    The menorah is just a symbol of the holiday and will be gone soon. Sometimes good, smart people show a lacking sense of design. Get in touch with the sponsors and work out a better design for next year (and pay for it).

    I’d like to see how your home is furnished and how you choose your clothes to check out your sense of beauty.. I’m sure it’s lacking.

  • Topham Beauclerk


    Is it bigotry to inveigh against a monstrously large private cult object of outstanding ugliness being set up each year for two weeks on public land?

    Ad hominem attacks? Didn’t your philosophy professor teach you that only guttersnipes go in for those? Tsk tsk, naughty naughty.

  • Knight

    Excuse me, Topham, but you started with the ad hominem attacks when you called this object cheap, ugly, and boastful then claimed it “reflects the people who erected it.” Do you follow your own monologues?

  • Master Of Middagh

    What you intended with your remark, Topham, instead of what the other critics have said, was intended to say that Jewish people are, by nature, and on the whole “cheap, ugly and boastful”..

    But a holiday calls for a certain amount of grand expression and there’s no reason for it to be exceedingly expensive, since money isn’t the point of the holiday.
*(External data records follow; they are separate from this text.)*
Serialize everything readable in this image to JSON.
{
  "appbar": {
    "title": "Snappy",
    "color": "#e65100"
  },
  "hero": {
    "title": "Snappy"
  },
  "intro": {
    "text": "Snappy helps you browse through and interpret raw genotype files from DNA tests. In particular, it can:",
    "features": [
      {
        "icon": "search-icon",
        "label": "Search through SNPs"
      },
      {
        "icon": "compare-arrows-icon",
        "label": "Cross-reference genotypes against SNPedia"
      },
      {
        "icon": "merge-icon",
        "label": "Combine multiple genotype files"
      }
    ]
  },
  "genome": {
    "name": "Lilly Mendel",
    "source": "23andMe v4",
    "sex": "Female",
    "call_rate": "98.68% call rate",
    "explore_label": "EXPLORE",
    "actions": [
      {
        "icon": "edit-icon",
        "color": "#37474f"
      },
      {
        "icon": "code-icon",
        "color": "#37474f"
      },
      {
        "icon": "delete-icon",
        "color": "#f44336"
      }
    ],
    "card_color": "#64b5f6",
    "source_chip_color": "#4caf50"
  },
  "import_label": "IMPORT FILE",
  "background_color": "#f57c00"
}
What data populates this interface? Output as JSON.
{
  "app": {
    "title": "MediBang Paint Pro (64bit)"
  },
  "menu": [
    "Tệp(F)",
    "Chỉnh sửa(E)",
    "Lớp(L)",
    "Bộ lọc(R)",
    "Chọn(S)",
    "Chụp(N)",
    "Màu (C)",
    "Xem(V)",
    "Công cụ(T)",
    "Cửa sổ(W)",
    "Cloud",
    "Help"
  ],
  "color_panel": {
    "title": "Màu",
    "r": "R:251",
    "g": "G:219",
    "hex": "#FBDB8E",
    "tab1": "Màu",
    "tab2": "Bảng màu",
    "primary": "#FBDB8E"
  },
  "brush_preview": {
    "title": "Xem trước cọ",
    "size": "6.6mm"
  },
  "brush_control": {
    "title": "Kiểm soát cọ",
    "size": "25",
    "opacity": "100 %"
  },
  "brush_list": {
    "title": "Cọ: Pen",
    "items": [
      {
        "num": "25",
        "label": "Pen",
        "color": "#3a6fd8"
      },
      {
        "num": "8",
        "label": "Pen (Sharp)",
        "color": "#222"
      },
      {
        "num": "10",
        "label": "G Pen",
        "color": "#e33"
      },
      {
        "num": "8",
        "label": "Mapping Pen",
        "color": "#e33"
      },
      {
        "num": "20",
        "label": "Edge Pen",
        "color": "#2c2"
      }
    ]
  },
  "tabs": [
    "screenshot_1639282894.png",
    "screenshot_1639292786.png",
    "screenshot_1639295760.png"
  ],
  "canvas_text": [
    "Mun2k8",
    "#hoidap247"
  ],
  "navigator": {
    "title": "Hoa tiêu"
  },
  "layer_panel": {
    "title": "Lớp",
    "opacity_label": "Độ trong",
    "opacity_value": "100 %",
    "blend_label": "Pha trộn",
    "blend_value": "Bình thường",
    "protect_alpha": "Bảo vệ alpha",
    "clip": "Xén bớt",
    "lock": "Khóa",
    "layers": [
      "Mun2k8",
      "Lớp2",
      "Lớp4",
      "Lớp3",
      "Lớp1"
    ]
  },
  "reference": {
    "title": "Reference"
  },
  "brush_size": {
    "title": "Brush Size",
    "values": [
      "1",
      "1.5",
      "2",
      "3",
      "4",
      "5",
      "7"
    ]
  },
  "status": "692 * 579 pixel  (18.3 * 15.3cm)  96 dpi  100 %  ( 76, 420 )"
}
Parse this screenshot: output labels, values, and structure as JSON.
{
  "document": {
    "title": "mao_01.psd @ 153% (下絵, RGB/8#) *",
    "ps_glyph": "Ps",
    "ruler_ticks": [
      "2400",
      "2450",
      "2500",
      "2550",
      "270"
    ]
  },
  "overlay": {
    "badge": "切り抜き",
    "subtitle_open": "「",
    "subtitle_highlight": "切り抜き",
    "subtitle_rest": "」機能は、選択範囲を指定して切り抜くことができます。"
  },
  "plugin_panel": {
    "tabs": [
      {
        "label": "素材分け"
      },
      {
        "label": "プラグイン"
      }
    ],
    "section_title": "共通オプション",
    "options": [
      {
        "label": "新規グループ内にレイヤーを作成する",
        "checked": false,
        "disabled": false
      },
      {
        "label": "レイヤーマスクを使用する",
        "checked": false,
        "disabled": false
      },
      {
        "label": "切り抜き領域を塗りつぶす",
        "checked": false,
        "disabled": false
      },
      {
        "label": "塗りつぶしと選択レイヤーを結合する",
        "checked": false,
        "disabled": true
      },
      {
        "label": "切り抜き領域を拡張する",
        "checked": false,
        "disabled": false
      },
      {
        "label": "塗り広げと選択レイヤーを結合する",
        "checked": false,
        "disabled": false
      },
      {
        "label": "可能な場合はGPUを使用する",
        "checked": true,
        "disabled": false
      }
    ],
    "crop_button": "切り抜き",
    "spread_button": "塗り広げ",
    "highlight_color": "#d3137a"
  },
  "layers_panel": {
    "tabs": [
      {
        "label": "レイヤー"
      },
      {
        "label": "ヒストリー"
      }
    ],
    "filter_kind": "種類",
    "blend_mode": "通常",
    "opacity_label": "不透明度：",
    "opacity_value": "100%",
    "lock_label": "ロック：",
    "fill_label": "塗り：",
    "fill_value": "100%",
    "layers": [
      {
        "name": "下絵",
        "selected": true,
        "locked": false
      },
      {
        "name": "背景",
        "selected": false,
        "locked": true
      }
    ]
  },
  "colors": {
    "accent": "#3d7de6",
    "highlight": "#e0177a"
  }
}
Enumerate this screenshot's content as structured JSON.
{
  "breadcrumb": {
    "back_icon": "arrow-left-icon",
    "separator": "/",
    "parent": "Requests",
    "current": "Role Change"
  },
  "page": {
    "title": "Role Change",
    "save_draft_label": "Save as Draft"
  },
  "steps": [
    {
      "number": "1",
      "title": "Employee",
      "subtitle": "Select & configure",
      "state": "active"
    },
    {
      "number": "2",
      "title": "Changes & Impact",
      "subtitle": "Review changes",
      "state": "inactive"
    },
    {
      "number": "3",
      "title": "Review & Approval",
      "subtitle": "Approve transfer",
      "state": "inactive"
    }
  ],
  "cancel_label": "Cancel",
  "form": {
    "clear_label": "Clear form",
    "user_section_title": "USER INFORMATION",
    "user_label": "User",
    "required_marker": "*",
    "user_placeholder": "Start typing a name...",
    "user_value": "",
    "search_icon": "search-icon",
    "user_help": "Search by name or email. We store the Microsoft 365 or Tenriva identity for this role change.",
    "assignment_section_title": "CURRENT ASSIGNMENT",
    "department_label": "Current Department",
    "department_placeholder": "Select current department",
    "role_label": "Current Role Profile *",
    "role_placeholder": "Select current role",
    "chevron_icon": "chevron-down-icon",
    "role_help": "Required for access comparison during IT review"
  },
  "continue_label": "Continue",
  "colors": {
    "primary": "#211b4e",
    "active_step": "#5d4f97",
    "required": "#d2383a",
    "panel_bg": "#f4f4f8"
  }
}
As for ugly? That’s a matter of opinion. I really don’t see what’s supposed to be ugly about it. It’s a large harmonious design in a nice color that symbolizes light and hope. I don’t get where the ugly comes in.

    But if we take your implication that our creations reflect ourselves, Topham, what do your remarks say about you?

  • Topham Beauclerk


    For your edification:

    An Ad Hominem is a general category of fallacies in which a claim or argument is rejected on the basis of some irrelevant fact about the author of or the person presenting the claim or argument. Typically, this fallacy involves two steps. First, an attack is made against the character of the person making the claim, his circumstances, or his actions (or the character, circumstances, or actions of the person reporting the claim). Second, this attack is taken to be evidence against the claim or argument the person in question is making (or presenting). This type of “argument” has the following form:

    Person A makes claim X.
    Person B makes an attack on person A.
    Therefore A’s claim is false.

  • Knight

    Edification indeed!

    I sincerely pity you, Topham.

    In a discussion, an “Ad Hominem” attack is any attack against the person making the argument versus an attack against the argument itself.

    When you attacked the people who erected the menorah as art, you made an Ad Hominem attack.

    You are wrong by your own definition. Period.